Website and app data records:
--- START ---
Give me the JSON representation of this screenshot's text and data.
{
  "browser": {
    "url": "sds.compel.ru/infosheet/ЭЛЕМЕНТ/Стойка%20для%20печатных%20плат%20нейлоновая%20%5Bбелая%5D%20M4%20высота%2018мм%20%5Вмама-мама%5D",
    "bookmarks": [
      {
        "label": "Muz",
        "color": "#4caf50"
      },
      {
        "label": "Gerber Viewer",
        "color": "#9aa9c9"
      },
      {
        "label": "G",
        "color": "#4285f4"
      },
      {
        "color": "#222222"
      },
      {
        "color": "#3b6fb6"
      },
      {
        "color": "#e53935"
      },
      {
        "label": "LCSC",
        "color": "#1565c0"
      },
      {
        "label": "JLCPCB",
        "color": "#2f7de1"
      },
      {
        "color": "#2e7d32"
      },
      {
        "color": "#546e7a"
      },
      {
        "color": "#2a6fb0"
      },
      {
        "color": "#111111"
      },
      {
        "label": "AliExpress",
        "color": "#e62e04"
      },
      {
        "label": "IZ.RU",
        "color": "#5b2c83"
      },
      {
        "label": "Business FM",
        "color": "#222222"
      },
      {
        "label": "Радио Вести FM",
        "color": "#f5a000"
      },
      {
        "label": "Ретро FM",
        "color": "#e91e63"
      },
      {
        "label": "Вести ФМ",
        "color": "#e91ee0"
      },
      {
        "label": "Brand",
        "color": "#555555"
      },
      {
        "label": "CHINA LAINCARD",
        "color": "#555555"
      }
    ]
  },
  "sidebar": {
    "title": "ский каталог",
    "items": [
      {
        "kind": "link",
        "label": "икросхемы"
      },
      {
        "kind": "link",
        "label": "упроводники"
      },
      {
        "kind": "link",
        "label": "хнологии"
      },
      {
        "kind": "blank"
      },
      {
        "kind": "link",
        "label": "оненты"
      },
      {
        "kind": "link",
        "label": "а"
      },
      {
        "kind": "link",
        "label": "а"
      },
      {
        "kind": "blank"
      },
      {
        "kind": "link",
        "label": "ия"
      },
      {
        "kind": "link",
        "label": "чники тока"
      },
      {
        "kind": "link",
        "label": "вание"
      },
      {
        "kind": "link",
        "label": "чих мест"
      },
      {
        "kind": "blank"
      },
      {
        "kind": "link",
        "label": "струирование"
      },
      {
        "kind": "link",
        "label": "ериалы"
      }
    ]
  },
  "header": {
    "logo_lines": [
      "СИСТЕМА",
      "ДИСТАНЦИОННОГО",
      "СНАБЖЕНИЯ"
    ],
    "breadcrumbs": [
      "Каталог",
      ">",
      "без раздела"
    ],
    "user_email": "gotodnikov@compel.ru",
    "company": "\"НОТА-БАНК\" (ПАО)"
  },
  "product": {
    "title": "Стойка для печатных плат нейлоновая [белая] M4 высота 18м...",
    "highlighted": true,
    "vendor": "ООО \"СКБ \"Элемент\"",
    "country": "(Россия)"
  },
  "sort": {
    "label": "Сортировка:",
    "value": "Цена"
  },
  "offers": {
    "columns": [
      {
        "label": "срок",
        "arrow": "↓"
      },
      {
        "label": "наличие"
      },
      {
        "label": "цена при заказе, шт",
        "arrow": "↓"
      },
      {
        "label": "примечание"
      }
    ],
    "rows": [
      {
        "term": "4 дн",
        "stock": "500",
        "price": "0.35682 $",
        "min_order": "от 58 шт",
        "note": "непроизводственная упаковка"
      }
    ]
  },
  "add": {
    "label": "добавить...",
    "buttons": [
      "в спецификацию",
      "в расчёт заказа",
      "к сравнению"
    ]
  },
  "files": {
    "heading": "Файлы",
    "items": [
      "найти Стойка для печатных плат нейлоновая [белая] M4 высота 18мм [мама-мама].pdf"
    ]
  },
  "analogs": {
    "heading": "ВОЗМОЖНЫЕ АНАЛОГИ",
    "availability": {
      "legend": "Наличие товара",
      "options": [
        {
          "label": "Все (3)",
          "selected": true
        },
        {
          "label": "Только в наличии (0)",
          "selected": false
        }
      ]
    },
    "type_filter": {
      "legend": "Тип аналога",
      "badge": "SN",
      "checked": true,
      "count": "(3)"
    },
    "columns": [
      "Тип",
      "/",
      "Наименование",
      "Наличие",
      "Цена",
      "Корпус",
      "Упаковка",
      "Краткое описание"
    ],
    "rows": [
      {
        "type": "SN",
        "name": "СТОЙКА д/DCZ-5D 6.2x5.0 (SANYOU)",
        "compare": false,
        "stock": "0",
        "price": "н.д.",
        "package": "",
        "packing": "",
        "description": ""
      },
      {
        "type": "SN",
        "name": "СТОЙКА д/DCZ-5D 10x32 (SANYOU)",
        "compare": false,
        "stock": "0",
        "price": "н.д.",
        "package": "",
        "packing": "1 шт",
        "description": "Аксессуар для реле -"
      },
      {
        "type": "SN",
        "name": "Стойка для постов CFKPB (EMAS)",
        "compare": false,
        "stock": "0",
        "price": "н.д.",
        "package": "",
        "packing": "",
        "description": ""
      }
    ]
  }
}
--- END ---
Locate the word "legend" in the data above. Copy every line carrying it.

      "legend": "Наличие товара",
      "legend": "Тип аналога",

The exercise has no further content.